**TO DO**: Copy out the data below verbatim.

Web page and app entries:
--------------------------------------------------

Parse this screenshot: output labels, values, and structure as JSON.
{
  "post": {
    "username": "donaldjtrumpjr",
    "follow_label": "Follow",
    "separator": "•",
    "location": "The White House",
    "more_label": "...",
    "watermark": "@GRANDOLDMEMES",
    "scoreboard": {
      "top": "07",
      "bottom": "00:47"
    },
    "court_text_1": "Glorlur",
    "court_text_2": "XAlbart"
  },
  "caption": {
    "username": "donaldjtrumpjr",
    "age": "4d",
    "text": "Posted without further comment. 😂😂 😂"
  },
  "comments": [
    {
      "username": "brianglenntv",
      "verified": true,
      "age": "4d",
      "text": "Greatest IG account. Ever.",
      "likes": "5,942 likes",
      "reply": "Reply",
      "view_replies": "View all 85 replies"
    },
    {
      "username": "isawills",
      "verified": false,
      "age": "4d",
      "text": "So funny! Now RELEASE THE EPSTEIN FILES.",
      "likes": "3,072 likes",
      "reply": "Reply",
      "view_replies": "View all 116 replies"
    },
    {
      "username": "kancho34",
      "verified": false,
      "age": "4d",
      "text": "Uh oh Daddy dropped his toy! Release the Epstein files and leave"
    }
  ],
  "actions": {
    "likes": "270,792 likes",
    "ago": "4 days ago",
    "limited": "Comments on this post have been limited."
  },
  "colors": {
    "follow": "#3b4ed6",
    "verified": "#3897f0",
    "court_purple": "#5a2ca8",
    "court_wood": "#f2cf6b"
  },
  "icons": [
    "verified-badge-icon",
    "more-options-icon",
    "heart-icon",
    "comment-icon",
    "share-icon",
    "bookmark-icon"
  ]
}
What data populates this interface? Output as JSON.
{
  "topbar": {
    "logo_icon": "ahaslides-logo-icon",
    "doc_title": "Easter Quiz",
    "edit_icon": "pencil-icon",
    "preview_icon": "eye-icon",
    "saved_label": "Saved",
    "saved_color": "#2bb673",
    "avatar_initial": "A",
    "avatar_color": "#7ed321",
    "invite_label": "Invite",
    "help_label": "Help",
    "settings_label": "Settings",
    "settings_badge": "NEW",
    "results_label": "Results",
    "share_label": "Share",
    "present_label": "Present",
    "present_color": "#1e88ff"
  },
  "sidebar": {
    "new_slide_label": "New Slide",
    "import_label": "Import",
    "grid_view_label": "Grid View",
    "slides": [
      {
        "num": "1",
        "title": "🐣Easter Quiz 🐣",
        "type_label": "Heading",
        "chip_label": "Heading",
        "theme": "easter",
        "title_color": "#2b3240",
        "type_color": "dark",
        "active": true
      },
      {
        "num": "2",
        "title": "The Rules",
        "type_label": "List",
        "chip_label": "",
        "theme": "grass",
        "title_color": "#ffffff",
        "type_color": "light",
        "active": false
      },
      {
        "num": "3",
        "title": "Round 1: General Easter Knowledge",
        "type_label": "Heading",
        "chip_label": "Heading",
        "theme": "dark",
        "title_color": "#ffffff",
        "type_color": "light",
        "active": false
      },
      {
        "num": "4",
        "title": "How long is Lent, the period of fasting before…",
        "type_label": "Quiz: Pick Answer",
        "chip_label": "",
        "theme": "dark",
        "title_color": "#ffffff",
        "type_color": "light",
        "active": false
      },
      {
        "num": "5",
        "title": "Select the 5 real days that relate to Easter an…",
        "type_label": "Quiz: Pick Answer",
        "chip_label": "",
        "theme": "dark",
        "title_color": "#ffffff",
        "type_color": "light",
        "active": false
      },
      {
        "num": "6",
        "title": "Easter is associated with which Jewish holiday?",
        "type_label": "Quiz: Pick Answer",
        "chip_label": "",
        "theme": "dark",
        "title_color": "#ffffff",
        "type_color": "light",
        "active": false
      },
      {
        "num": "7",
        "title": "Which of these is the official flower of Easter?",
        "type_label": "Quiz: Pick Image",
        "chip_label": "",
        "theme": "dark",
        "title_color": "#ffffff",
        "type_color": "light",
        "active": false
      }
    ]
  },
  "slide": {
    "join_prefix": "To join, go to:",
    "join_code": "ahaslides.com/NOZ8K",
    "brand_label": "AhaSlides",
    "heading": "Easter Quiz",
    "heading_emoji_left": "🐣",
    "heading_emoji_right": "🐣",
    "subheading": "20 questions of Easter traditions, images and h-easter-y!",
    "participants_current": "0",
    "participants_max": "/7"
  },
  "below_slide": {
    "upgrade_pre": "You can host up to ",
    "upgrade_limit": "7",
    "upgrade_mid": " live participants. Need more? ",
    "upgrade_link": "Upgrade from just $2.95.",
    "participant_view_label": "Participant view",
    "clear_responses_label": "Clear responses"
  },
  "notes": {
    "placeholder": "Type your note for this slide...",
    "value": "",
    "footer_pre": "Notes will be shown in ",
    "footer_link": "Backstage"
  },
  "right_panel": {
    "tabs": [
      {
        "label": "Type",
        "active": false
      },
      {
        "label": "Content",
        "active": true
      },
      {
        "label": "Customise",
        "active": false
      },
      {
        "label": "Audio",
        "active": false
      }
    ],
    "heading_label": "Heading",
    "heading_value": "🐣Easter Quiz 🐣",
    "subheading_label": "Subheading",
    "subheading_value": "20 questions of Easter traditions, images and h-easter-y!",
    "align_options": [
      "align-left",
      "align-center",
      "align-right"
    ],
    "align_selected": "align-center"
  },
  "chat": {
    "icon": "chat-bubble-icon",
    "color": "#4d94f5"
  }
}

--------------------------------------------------

**RESPONSE BELOW**:
Parse this screenshot: output labels, values, and structure as JSON.
{
  "post": {
    "username": "donaldjtrumpjr",
    "follow_label": "Follow",
    "separator": "•",
    "location": "The White House",
    "more_label": "...",
    "watermark": "@GRANDOLDMEMES",
    "scoreboard": {
      "top": "07",
      "bottom": "00:47"
    },
    "court_text_1": "Glorlur",
    "court_text_2": "XAlbart"
  },
  "caption": {
    "username": "donaldjtrumpjr",
    "age": "4d",
    "text": "Posted without further comment. 😂😂 😂"
  },
  "comments": [
    {
      "username": "brianglenntv",
      "verified": true,
      "age": "4d",
      "text": "Greatest IG account. Ever.",
      "likes": "5,942 likes",
      "reply": "Reply",
      "view_replies": "View all 85 replies"
    },
    {
      "username": "isawills",
      "verified": false,
      "age": "4d",
      "text": "So funny! Now RELEASE THE EPSTEIN FILES.",
      "likes": "3,072 likes",
      "reply": "Reply",
      "view_replies": "View all 116 replies"
    },
    {
      "username": "kancho34",
      "verified": false,
      "age": "4d",
      "text": "Uh oh Daddy dropped his toy! Release the Epstein files and leave"
    }
  ],
  "actions": {
    "likes": "270,792 likes",
    "ago": "4 days ago",
    "limited": "Comments on this post have been limited."
  },
  "colors": {
    "follow": "#3b4ed6",
    "verified": "#3897f0",
    "court_purple": "#5a2ca8",
    "court_wood": "#f2cf6b"
  },
  "icons": [
    "verified-badge-icon",
    "more-options-icon",
    "heart-icon",
    "comment-icon",
    "share-icon",
    "bookmark-icon"
  ]
}
What data populates this interface? Output as JSON.
{
  "topbar": {
    "logo_icon": "ahaslides-logo-icon",
    "doc_title": "Easter Quiz",
    "edit_icon": "pencil-icon",
    "preview_icon": "eye-icon",
    "saved_label": "Saved",
    "saved_color": "#2bb673",
    "avatar_initial": "A",
    "avatar_color": "#7ed321",
    "invite_label": "Invite",
    "help_label": "Help",
    "settings_label": "Settings",
    "settings_badge": "NEW",
    "results_label": "Results",
    "share_label": "Share",
    "present_label": "Present",
    "present_color": "#1e88ff"
  },
  "sidebar": {
    "new_slide_label": "New Slide",
    "import_label": "Import",
    "grid_view_label": "Grid View",
    "slides": [
      {
        "num": "1",
        "title": "🐣Easter Quiz 🐣",
        "type_label": "Heading",
        "chip_label": "Heading",
        "theme": "easter",
        "title_color": "#2b3240",
        "type_color": "dark",
        "active": true
      },
      {
        "num": "2",
        "title": "The Rules",
        "type_label": "List",
        "chip_label": "",
        "theme": "grass",
        "title_color": "#ffffff",
        "type_color": "light",
        "active": false
      },
      {
        "num": "3",
        "title": "Round 1: General Easter Knowledge",
        "type_label": "Heading",
        "chip_label": "Heading",
        "theme": "dark",
        "title_color": "#ffffff",
        "type_color": "light",
        "active": false
      },
      {
        "num": "4",
        "title": "How long is Lent, the period of fasting before…",
        "type_label": "Quiz: Pick Answer",
        "chip_label": "",
        "theme": "dark",
        "title_color": "#ffffff",
        "type_color": "light",
        "active": false
      },
      {
        "num": "5",
        "title": "Select the 5 real days that relate to Easter an…",
        "type_label": "Quiz: Pick Answer",
        "chip_label": "",
        "theme": "dark",
        "title_color": "#ffffff",
        "type_color": "light",
        "active": false
      },
      {
        "num": "6",
        "title": "Easter is associated with which Jewish holiday?",
        "type_label": "Quiz: Pick Answer",
        "chip_label": "",
        "theme": "dark",
        "title_color": "#ffffff",
        "type_color": "light",
        "active": false
      },
      {
        "num": "7",
        "title": "Which of these is the official flower of Easter?",
        "type_label": "Quiz: Pick Image",
        "chip_label": "",
        "theme": "dark",
        "title_color": "#ffffff",
        "type_color": "light",
        "active": false
      }
    ]
  },
  "slide": {
    "join_prefix": "To join, go to:",
    "join_code": "ahaslides.com/NOZ8K",
    "brand_label": "AhaSlides",
    "heading": "Easter Quiz",
    "heading_emoji_left": "🐣",
    "heading_emoji_right": "🐣",
    "subheading": "20 questions of Easter traditions, images and h-easter-y!",
    "participants_current": "0",
    "participants_max": "/7"
  },
  "below_slide": {
    "upgrade_pre": "You can host up to ",
    "upgrade_limit": "7",
    "upgrade_mid": " live participants. Need more? ",
    "upgrade_link": "Upgrade from just $2.95.",
    "participant_view_label": "Participant view",
    "clear_responses_label": "Clear responses"
  },
  "notes": {
    "placeholder": "Type your note for this slide...",
    "value": "",
    "footer_pre": "Notes will be shown in ",
    "footer_link": "Backstage"
  },
  "right_panel": {
    "tabs": [
      {
        "label": "Type",
        "active": false
      },
      {
        "label": "Content",
        "active": true
      },
      {
        "label": "Customise",
        "active": false
      },
      {
        "label": "Audio",
        "active": false
      }
    ],
    "heading_label": "Heading",
    "heading_value": "🐣Easter Quiz 🐣",
    "subheading_label": "Subheading",
    "subheading_value": "20 questions of Easter traditions, images and h-easter-y!",
    "align_options": [
      "align-left",
      "align-center",
      "align-right"
    ],
    "align_selected": "align-center"
  },
  "chat": {
    "icon": "chat-bubble-icon",
    "color": "#4d94f5"
  }
}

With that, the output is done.